JF: The short answer is that you’re a team of one. If you have any other role in the company then you are a part of a broader team, the marketing team, the sales team, the engineering team, or one of the agile teams. I like to think of it if you can imagine it being like a sharks tooth, a pointy triangle. And there are two teeth, two triangles coming to meet at the point. The point above the CEO starts with the board- the broader shareholder community, and they sort of come down on top of your head. And then below you, that other point that’s coming up at you would be the management team, so the managers, the employees and the customers. They all kind of funnel up that direction. And you’re really sort of in that lonely spot in the middle. That’s why it’s very important for CEOs to spend time with other CEOs because there are things that you can talk to other CEOs about that it’s hard to relate to if you’re a part of the manager team or on the board or some other part of the organization.
Now that you’re free from running the company, what do you focus on within SendGrid?
IS: I moved to California so I currently live in Orange County. I focus on strategy so I’m still a part of the board. I get to work on things that I’m really, really passionate about. This is really exciting, and I get to get my hands dirty and try different things and see what is going to work for our customers and that is where my passion lies and I get to work on that on a daily basis.
We know that you have brought the idea of the 4H’s to SendGrid, why are these so important to you?

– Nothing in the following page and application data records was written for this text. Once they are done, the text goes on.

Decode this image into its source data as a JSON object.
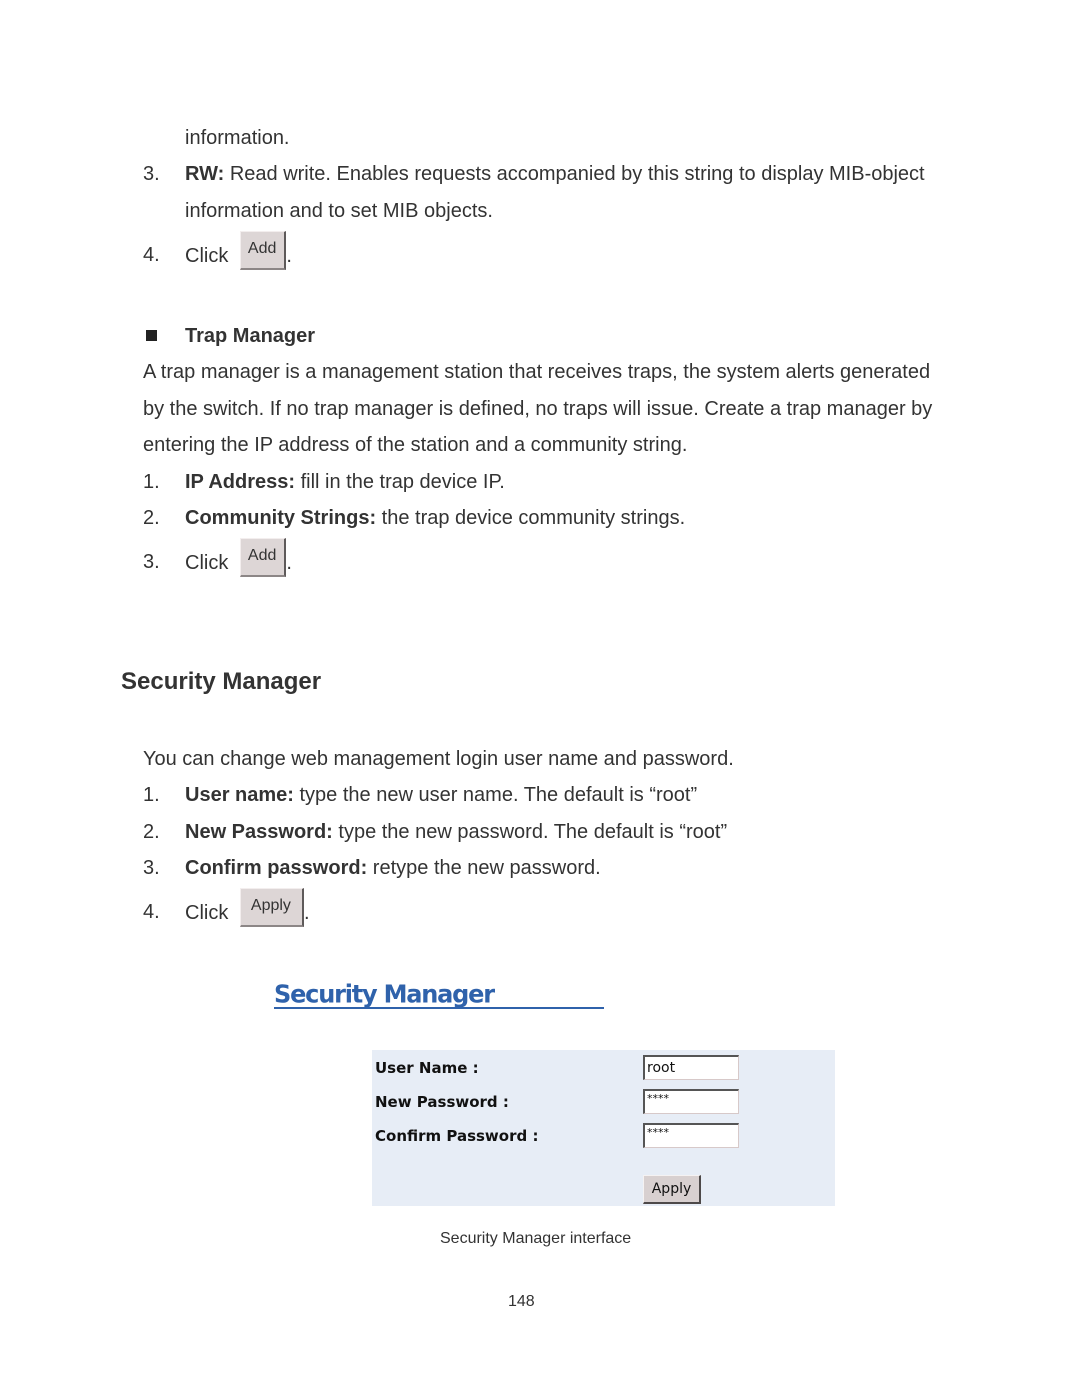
{
  "intro": {
    "continuation": "information.",
    "items": [
      {
        "number": "3.",
        "bold": "RW:",
        "text": " Read write. Enables requests accompanied by this string to display MIB-object",
        "continuation": "information and to set MIB objects."
      },
      {
        "number": "4.",
        "click_label": "Click",
        "button": "Add",
        "after": "."
      }
    ]
  },
  "trap_manager": {
    "heading": "Trap Manager",
    "bullet_icon": "square-bullet",
    "paragraph_lines": [
      "A trap manager is a management station that receives traps, the system alerts generated",
      "by the switch. If no trap manager is defined, no traps will issue. Create a trap manager by",
      "entering the IP address of the station and a community string."
    ],
    "items": [
      {
        "number": "1.",
        "bold": "IP Address:",
        "text": " fill in the trap device IP."
      },
      {
        "number": "2.",
        "bold": "Community Strings:",
        "text": " the trap device community strings."
      },
      {
        "number": "3.",
        "click_label": "Click",
        "button": "Add",
        "after": "."
      }
    ]
  },
  "security_manager": {
    "heading": "Security Manager",
    "intro": "You can change web management login user name and password.",
    "items": [
      {
        "number": "1.",
        "bold": "User name:",
        "text": " type the new user name. The default is “root”"
      },
      {
        "number": "2.",
        "bold": "New Password:",
        "text": " type the new password. The default is “root”"
      },
      {
        "number": "3.",
        "bold": "Confirm password:",
        "text": " retype the new password."
      },
      {
        "number": "4.",
        "click_label": "Click",
        "button": "Apply",
        "after": "."
      }
    ]
  },
  "figure": {
    "title": "Security Manager",
    "title_color": "#2f62ab",
    "panel_color": "#e7edf6",
    "fields": [
      {
        "label": "User Name :",
        "value": "root"
      },
      {
        "label": "New Password :",
        "value": "****"
      },
      {
        "label": "Confirm Password :",
        "value": "****"
      }
    ],
    "apply_button": "Apply",
    "caption": "Security Manager interface"
  },
  "page_number": "148"
}
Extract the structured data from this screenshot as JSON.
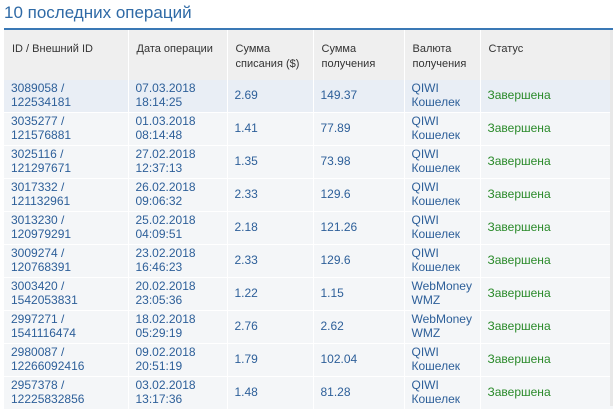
{
  "title": "10 последних операций",
  "columns": {
    "id": "ID / Внешний ID",
    "date": "Дата операции",
    "sum_write_off_1": "Сумма",
    "sum_write_off_2": "списания ($)",
    "sum_receive_1": "Сумма",
    "sum_receive_2": "получения",
    "currency_1": "Валюта",
    "currency_2": "получения",
    "status": "Статус"
  },
  "rows": [
    {
      "id": "3089058 /",
      "ext_id": "122534181",
      "date": "07.03.2018",
      "time": "18:14:25",
      "sum": "2.69",
      "recv": "149.37",
      "cur1": "QIWI",
      "cur2": "Кошелек",
      "status": "Завершена"
    },
    {
      "id": "3035277 /",
      "ext_id": "121576881",
      "date": "01.03.2018",
      "time": "08:14:48",
      "sum": "1.41",
      "recv": "77.89",
      "cur1": "QIWI",
      "cur2": "Кошелек",
      "status": "Завершена"
    },
    {
      "id": "3025116 /",
      "ext_id": "121297671",
      "date": "27.02.2018",
      "time": "12:37:13",
      "sum": "1.35",
      "recv": "73.98",
      "cur1": "QIWI",
      "cur2": "Кошелек",
      "status": "Завершена"
    },
    {
      "id": "3017332 /",
      "ext_id": "121132961",
      "date": "26.02.2018",
      "time": "09:06:32",
      "sum": "2.33",
      "recv": "129.6",
      "cur1": "QIWI",
      "cur2": "Кошелек",
      "status": "Завершена"
    },
    {
      "id": "3013230 /",
      "ext_id": "120979291",
      "date": "25.02.2018",
      "time": "04:09:51",
      "sum": "2.18",
      "recv": "121.26",
      "cur1": "QIWI",
      "cur2": "Кошелек",
      "status": "Завершена"
    },
    {
      "id": "3009274 /",
      "ext_id": "120768391",
      "date": "23.02.2018",
      "time": "16:46:23",
      "sum": "2.33",
      "recv": "129.6",
      "cur1": "QIWI",
      "cur2": "Кошелек",
      "status": "Завершена"
    },
    {
      "id": "3003420 /",
      "ext_id": "1542053831",
      "date": "20.02.2018",
      "time": "23:05:36",
      "sum": "1.22",
      "recv": "1.15",
      "cur1": "WebMoney",
      "cur2": "WMZ",
      "status": "Завершена"
    },
    {
      "id": "2997271 /",
      "ext_id": "1541116474",
      "date": "18.02.2018",
      "time": "05:29:19",
      "sum": "2.76",
      "recv": "2.62",
      "cur1": "WebMoney",
      "cur2": "WMZ",
      "status": "Завершена"
    },
    {
      "id": "2980087 /",
      "ext_id": "12266092416",
      "date": "09.02.2018",
      "time": "20:51:19",
      "sum": "1.79",
      "recv": "102.04",
      "cur1": "QIWI",
      "cur2": "Кошелек",
      "status": "Завершена"
    },
    {
      "id": "2957378 /",
      "ext_id": "12225832856",
      "date": "03.02.2018",
      "time": "13:17:36",
      "sum": "1.48",
      "recv": "81.28",
      "cur1": "QIWI",
      "cur2": "Кошелек",
      "status": "Завершена"
    }
  ],
  "colors": {
    "title": "#2f6aa6",
    "header_bg": "#efefef",
    "link": "#2d5f99",
    "status_done": "#2a8a2a",
    "accent_border": "#3a78b5"
  }
}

JF: So quickly what they are: honest, hungry, humble, and happy. Why they are important is that cultural consistency is really the key to organizational effectiveness. That sounds like a lot of fancy words but really I think that it comes from my being fired many times and in the summer of 2003 I was thinking, “wow I’m a responsible adult now, I’m married with kids and I should probably stop getting fired from professional jobs” and so I thought about where ever I had conflict in an organization was where two values collide, and if you look at conflict in your life then you can deduce what your values are versus what the values you were bumping into and that’s how I was able to come up with this framework. I don’t think I brought the 4H’s to SendGrid, they were already here and Isaac said it well that I just summarized, or put a label on what was already happening. It was their framework for hiring and making other decisions. When you have value consistency regardless of what your values are, they could be the four A’s or something else. When you have that consistency you really minimize the most wasteful conflict and you just have productive conflict. It could be about whether we have an agile shop or not, or to do this product or that product but were not arguing about whether or not we should share information with people. We play it wide open, that’s part of our honest value.